Interpretive Summary: Purple carrots are relatively unknown today, but purple and yellow, not orange, were the colors of the first known carrots about 1100 years ago in Central Asia. The purple pigments of carrots are anthocyanins, a category of chemicals found in most purple vegetables and fruits, and known for their health properties as powerful antioxidants. The distribution of anthocyanins, and consequently purple color in carrot roots, varies widely among carrot varieties or cultivars. Color ranges from a thin purple layer only on root surface; to purple color in the outer, or cortical, root tissue; to solid purple color throughout the entire root. These color patterns vary with carrot cultivars, and a genetic basis for presence of absence of anthocyanin pigmentation has been studied, but distribution of pigment has not. In this study carrot populations varying in the distribution of pigment were studied to identify genes that control the trait. Gene expression was also studied to identify the genes underlying this trait. Two genes controlling distribution of pigment in the root cortex were located on chromosome 3 and genetic variation for three genes was identified as controlling the presence of absence of purple color in that tissue. This study is of interest to vegetable seed companies breeding for novel carrot colors, to plant molecular biologists, and for nutritionists.

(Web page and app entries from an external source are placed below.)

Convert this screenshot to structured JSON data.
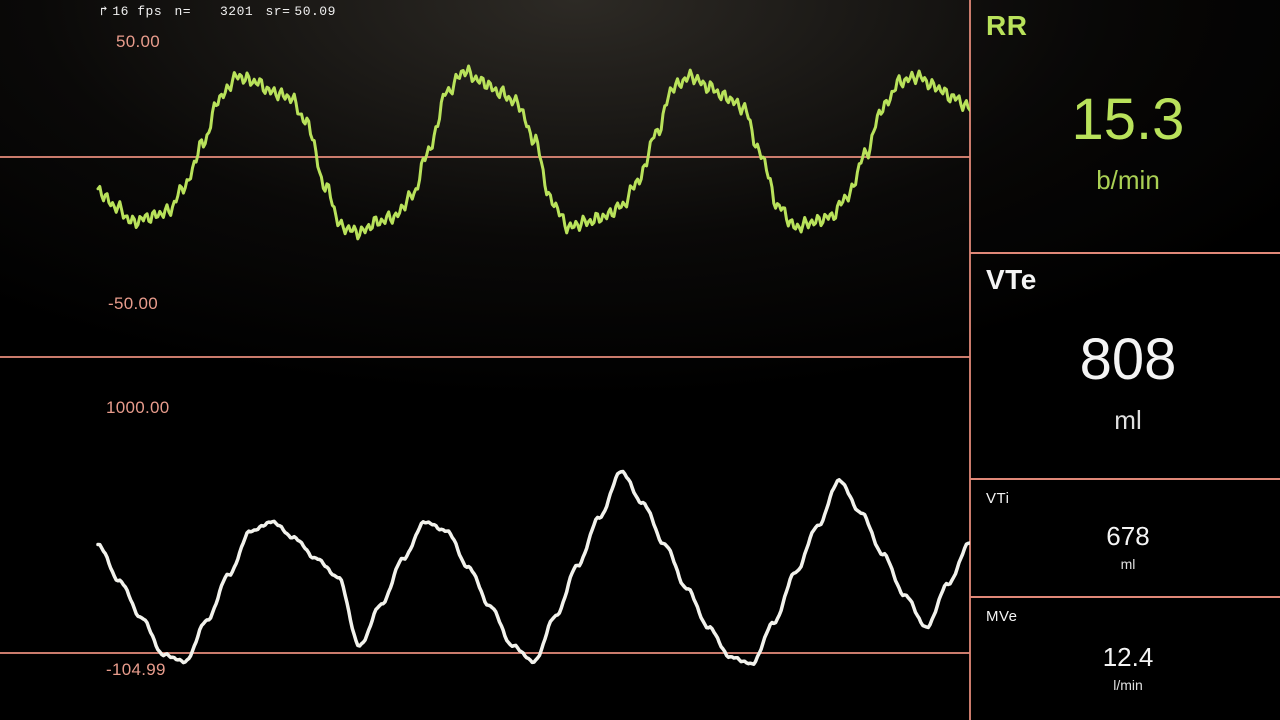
{
  "status": {
    "fps_label": "16 fps",
    "n_label": "n=",
    "n_value": "3201",
    "sr_label": "sr=",
    "sr_value": "50.09"
  },
  "chart_data": [
    {
      "type": "line",
      "name": "flow-waveform",
      "ylim": [
        -50,
        50
      ],
      "tick_top": "50.00",
      "tick_bottom": "-50.00",
      "zero_line": true,
      "color": "#b9e25b",
      "x": [
        0,
        0.02,
        0.04,
        0.06,
        0.08,
        0.1,
        0.12,
        0.14,
        0.16,
        0.18,
        0.2,
        0.22,
        0.24,
        0.26,
        0.28,
        0.3,
        0.32,
        0.34,
        0.36,
        0.38,
        0.4,
        0.42,
        0.44,
        0.46,
        0.48,
        0.5,
        0.52,
        0.54,
        0.56,
        0.58,
        0.6,
        0.62,
        0.64,
        0.66,
        0.68,
        0.7,
        0.72,
        0.74,
        0.76,
        0.78,
        0.8,
        0.82,
        0.84,
        0.86,
        0.88,
        0.9,
        0.92,
        0.94,
        0.96,
        0.98,
        1
      ],
      "values": [
        -8,
        -14,
        -20,
        -18,
        -16,
        -6,
        10,
        28,
        36,
        34,
        30,
        28,
        18,
        -6,
        -22,
        -24,
        -20,
        -18,
        -10,
        8,
        30,
        38,
        34,
        30,
        26,
        12,
        -12,
        -22,
        -20,
        -18,
        -14,
        -4,
        14,
        32,
        36,
        32,
        28,
        24,
        6,
        -14,
        -22,
        -20,
        -18,
        -10,
        6,
        24,
        34,
        36,
        32,
        28,
        24
      ]
    },
    {
      "type": "line",
      "name": "volume-waveform",
      "ylim": [
        -104.99,
        1000
      ],
      "tick_top": "1000.00",
      "tick_bottom": "-104.99",
      "color": "#f2f2ec",
      "x": [
        0,
        0.025,
        0.05,
        0.075,
        0.1,
        0.125,
        0.15,
        0.175,
        0.2,
        0.225,
        0.25,
        0.275,
        0.3,
        0.325,
        0.35,
        0.375,
        0.4,
        0.425,
        0.45,
        0.475,
        0.5,
        0.525,
        0.55,
        0.575,
        0.6,
        0.625,
        0.65,
        0.675,
        0.7,
        0.725,
        0.75,
        0.775,
        0.8,
        0.825,
        0.85,
        0.875,
        0.9,
        0.925,
        0.95,
        0.975,
        1
      ],
      "values": [
        420,
        260,
        100,
        -60,
        -90,
        90,
        290,
        480,
        520,
        450,
        360,
        280,
        -20,
        160,
        360,
        520,
        480,
        320,
        150,
        -20,
        -90,
        110,
        330,
        540,
        740,
        600,
        420,
        230,
        60,
        -70,
        -100,
        80,
        300,
        500,
        700,
        560,
        380,
        200,
        60,
        250,
        430
      ]
    }
  ],
  "tiles": {
    "RR": {
      "label": "RR",
      "value": "15.3",
      "unit": "b/min"
    },
    "VTe": {
      "label": "VTe",
      "value": "808",
      "unit": "ml"
    },
    "VTI": {
      "label": "VTi",
      "value": "678",
      "unit": "ml"
    },
    "MVe": {
      "label": "MVe",
      "value": "12.4",
      "unit": "l/min"
    }
  },
  "colors": {
    "grid_line": "#e08878",
    "flow_line": "#b9e25b",
    "volume_line": "#f2f2ec",
    "rr_text": "#b9e25b"
  }
}
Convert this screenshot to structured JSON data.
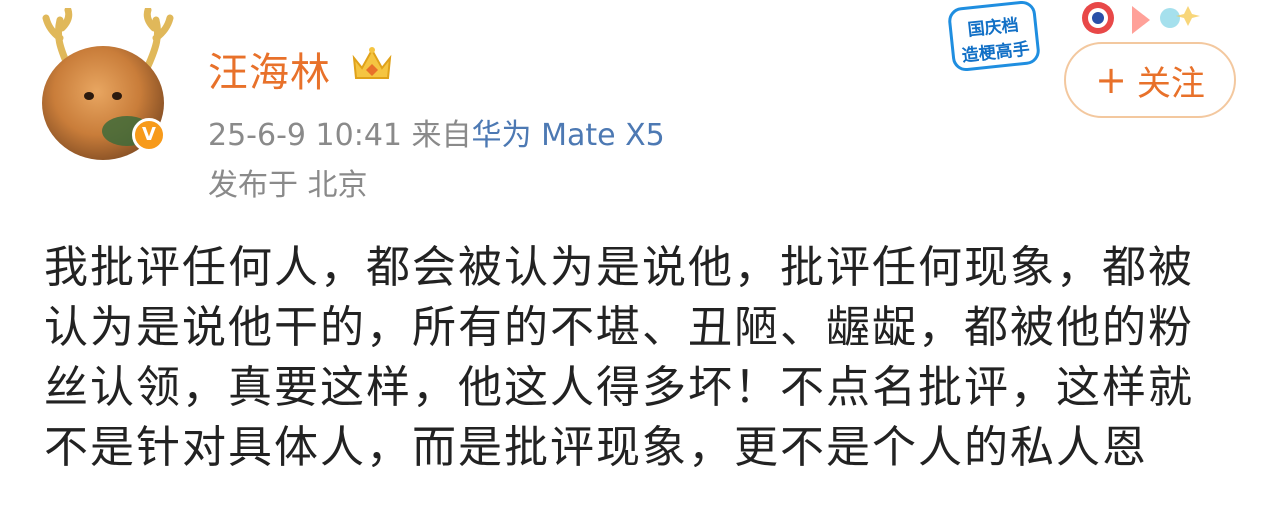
{
  "user": {
    "name": "汪海林",
    "verified_badge": "V"
  },
  "meta": {
    "datetime": "25-6-9 10:41",
    "from_label": "来自",
    "device": "华为 Mate X5",
    "location": "发布于 北京"
  },
  "promo": {
    "line1": "国庆档",
    "line2": "造梗高手"
  },
  "follow_button": {
    "plus": "+",
    "label": "关注"
  },
  "post": {
    "lines": [
      "我批评任何人，都会被认为是说他，批评任何现象，都被",
      "认为是说他干的，所有的不堪、丑陋、龌龊，都被他的粉",
      "丝认领，真要这样，他这人得多坏！不点名批评，这样就",
      "不是针对具体人，而是批评现象，更不是个人的私人恩"
    ]
  },
  "colors": {
    "username": "#e8712a",
    "meta": "#8a8a8a",
    "device_link": "#4d79b3",
    "verified": "#f79a1a",
    "follow_border": "#f3c89f",
    "body_text": "#222222"
  }
}
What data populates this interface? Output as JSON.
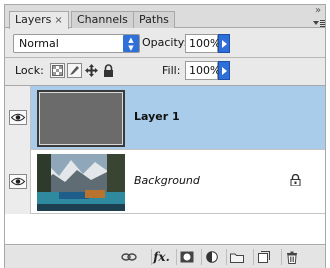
{
  "tabs": [
    {
      "label": "Layers",
      "close": "×"
    },
    {
      "label": "Channels"
    },
    {
      "label": "Paths"
    }
  ],
  "panel_controls": {
    "collapse": "»"
  },
  "blend": {
    "mode": "Normal",
    "opacity_label": "Opacity:",
    "opacity_value": "100%"
  },
  "lock": {
    "label": "Lock:",
    "fill_label": "Fill:",
    "fill_value": "100%"
  },
  "layers": [
    {
      "name": "Layer 1",
      "visible": true,
      "selected": true,
      "thumb_color": "#6b6b6b"
    },
    {
      "name": "Background",
      "visible": true,
      "selected": false,
      "locked": true
    }
  ],
  "colors": {
    "selection": "#a8cce9",
    "accent": "#2f6fd8"
  },
  "toolbar": [
    "link-icon",
    "fx-icon",
    "mask-icon",
    "adjustment-icon",
    "folder-icon",
    "new-layer-icon",
    "trash-icon"
  ],
  "toolbar_fx_label": "fx."
}
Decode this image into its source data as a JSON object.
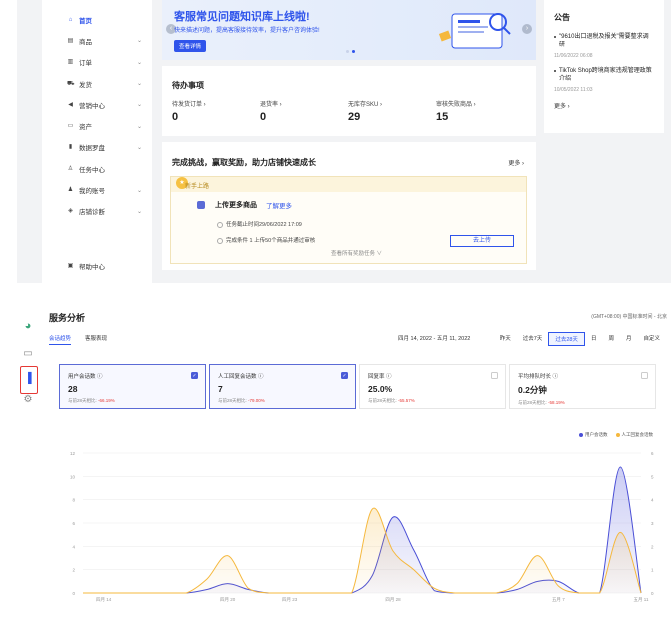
{
  "sidebar": {
    "items": [
      {
        "label": "首页",
        "icon": "home-icon",
        "glyph": "⌂",
        "chev": false,
        "active": true
      },
      {
        "label": "商品",
        "icon": "product-icon",
        "glyph": "▤",
        "chev": true
      },
      {
        "label": "订单",
        "icon": "order-icon",
        "glyph": "▥",
        "chev": true
      },
      {
        "label": "发货",
        "icon": "truck-icon",
        "glyph": "⛟",
        "chev": true
      },
      {
        "label": "营销中心",
        "icon": "megaphone-icon",
        "glyph": "◀",
        "chev": true
      },
      {
        "label": "资产",
        "icon": "wallet-icon",
        "glyph": "▭",
        "chev": true
      },
      {
        "label": "数据罗盘",
        "icon": "bar-chart-icon",
        "glyph": "▮",
        "chev": true
      },
      {
        "label": "任务中心",
        "icon": "task-icon",
        "glyph": "♙",
        "chev": false
      },
      {
        "label": "我的账号",
        "icon": "user-icon",
        "glyph": "♟",
        "chev": true
      },
      {
        "label": "店铺诊断",
        "icon": "shield-icon",
        "glyph": "◈",
        "chev": true
      }
    ],
    "help": {
      "label": "帮助中心",
      "icon": "help-icon",
      "glyph": "▣"
    }
  },
  "banner": {
    "title": "客服常见问题知识库上线啦!",
    "subtitle": "快来描述问题，提高客服接待效率，提升客户咨询体验!",
    "button": "查看详情"
  },
  "announcement": {
    "heading": "公告",
    "items": [
      {
        "title": "\"9610出口退税及报关\"需要整求调研",
        "date": "11/06/2022 06:08"
      },
      {
        "title": "TikTok Shop跨境商家违规管理政策介绍",
        "date": "10/05/2022 11:03"
      }
    ],
    "more": "更多 ›"
  },
  "todo": {
    "heading": "待办事项",
    "items": [
      {
        "label": "待发货订单 ›",
        "value": "0"
      },
      {
        "label": "退货率 ›",
        "value": "0"
      },
      {
        "label": "无库存SKU ›",
        "value": "29"
      },
      {
        "label": "审核失败商品 ›",
        "value": "15"
      }
    ]
  },
  "challenge": {
    "heading": "完成挑战，赢取奖励，助力店铺快速成长",
    "more": "更多 ›",
    "band": "新手上路",
    "task_title": "上传更多商品",
    "task_link": "了解更多",
    "deadline": "任务截止时间29/06/2022 17:09",
    "condition": "完成条件 1  上传50个商品并通过审核",
    "button": "去上传",
    "see_more": "查看所有奖励任务 ∨"
  },
  "service": {
    "title": "服务分析",
    "timezone": "(GMT+08:00) 中国标准时间 - 北京",
    "tabs": [
      "会话趋势",
      "客服表现"
    ],
    "range": "四月 14, 2022 - 五月 11, 2022",
    "segments": [
      "昨天",
      "过去7天",
      "过去28天",
      "日",
      "周",
      "月",
      "自定义"
    ],
    "metrics": [
      {
        "label": "用户会话数 ⓘ",
        "value": "28",
        "compare": "与前28天相比:",
        "change": "-66.19%",
        "checked": true
      },
      {
        "label": "人工回复会话数 ⓘ",
        "value": "7",
        "compare": "与前28天相比:",
        "change": "-79.00%",
        "checked": true
      },
      {
        "label": "回复率 ⓘ",
        "value": "25.0%",
        "compare": "与前28天相比:",
        "change": "-55.57%",
        "checked": false
      },
      {
        "label": "平均排队时长 ⓘ",
        "value": "0.2分钟",
        "compare": "与前28天相比:",
        "change": "-58.19%",
        "checked": false
      }
    ],
    "legend": [
      "用户会话数",
      "人工回复会话数"
    ]
  },
  "colors": {
    "primary": "#2f54eb",
    "series1": "#4a4fd6",
    "series2": "#f5b83d",
    "decline": "#e53935"
  },
  "chart_data": {
    "type": "area",
    "x": [
      0,
      1,
      2,
      3,
      4,
      5,
      6,
      7,
      8,
      9,
      10,
      11,
      12,
      13,
      14,
      15,
      16,
      17,
      18,
      19,
      20,
      21,
      22,
      23,
      24,
      25,
      26,
      27
    ],
    "x_ticks": [
      {
        "i": 1,
        "label": "四月 14"
      },
      {
        "i": 7,
        "label": "四月 20"
      },
      {
        "i": 10,
        "label": "四月 23"
      },
      {
        "i": 15,
        "label": "四月 28"
      },
      {
        "i": 23,
        "label": "五月 7"
      },
      {
        "i": 27,
        "label": "五月 11"
      }
    ],
    "series": [
      {
        "name": "用户会话数",
        "axis": "left",
        "values": [
          0,
          0,
          0,
          0,
          0,
          0,
          0.3,
          0.8,
          0.3,
          0,
          0,
          0,
          0,
          0,
          1.5,
          6.5,
          3.7,
          0.2,
          0,
          0,
          0,
          0.3,
          1,
          1,
          0,
          0,
          10.8,
          0
        ]
      },
      {
        "name": "人工回复会话数",
        "axis": "right",
        "values": [
          0,
          0,
          0,
          0,
          0,
          0,
          0.6,
          1.6,
          0.2,
          0,
          0,
          0,
          0,
          0,
          3.6,
          1.8,
          1,
          0.2,
          0,
          0,
          0,
          0.4,
          1.6,
          0.3,
          0,
          0,
          2.6,
          0
        ]
      }
    ],
    "ylim_left": [
      0,
      12
    ],
    "yticks_left": [
      0,
      2,
      4,
      6,
      8,
      10,
      12
    ],
    "ylim_right": [
      0,
      6
    ],
    "yticks_right": [
      0,
      1,
      2,
      3,
      4,
      5,
      6
    ]
  }
}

Technical Abstract: Purple carrots can accumulate large quantities of anthocyanins in their roots. Depending on the genetic background, anthocyanin pigmentation can be expressed in the entire root, or it can display tissue specific-patterns, confined to the root phloem or xylem tissues. Within the phloem, the main tissue contributing to the overall anthocyanin concentration in the carrot root, purple pigmentation can be found in the outer phloem (OP) (also called cortex) and inner phloem (IP) tissues, or it can be confined exclusively to the OP. The latter is a fairly-common phenotype in many purple carrot cultivars. In this work, the genetic control underlying tissue-specific anthocyanin pigmentation in the carrot root OP and IP tissues was investigated by means of linkage mapping, transcriptome (RNA-seq), phylogenetic, and gene expression (RT-qPCR) analyses in two genetic backgrounds; an F2 mapping population (3242) and the inbred line B7262. Genetic mapping of the ‘root outer phloem anthocyanin pigmentation’ (ROPAP) and inner phloem pigmentation (RIPAP) revealed co-localization of ROPAP with the P1 and P3 genomic regions previously known to condition pigmentation in different genetic stocks, whereas RIPAP co-localized with P3 only. Transcriptome analysis of purple OP (POP) versus non-purple IP (NPIP) tissues, along with linkage and phylogenetic data, allowed an initial identification of 28 candidate genes, 19 of which were further evaluated by RT-qPCR in independent root samples of 3242 and B7262, revealing 15 genes consistently upregulated in the POP in both genetic backgrounds, and two genes upregulated in the POP in specific backgrounds. These include seven transcription factors (4 MYBs, 1 bHLH, 1 MADS-box, 1 ERF), seven anthocyanin structural genes, and two genes involved in cellular transport. Altogether, our results point at DcMYB7, DcMYB113, and a MADS-box (DCAR_010757) as the main candidate genes conditioning ROPAP in 3242, whereas DcMYB7 and MADS-box condition RIPAP in this background. In 7262, which roots present purple pigmentation only in the outer phloem, DcMYB113 conditions ROPAP.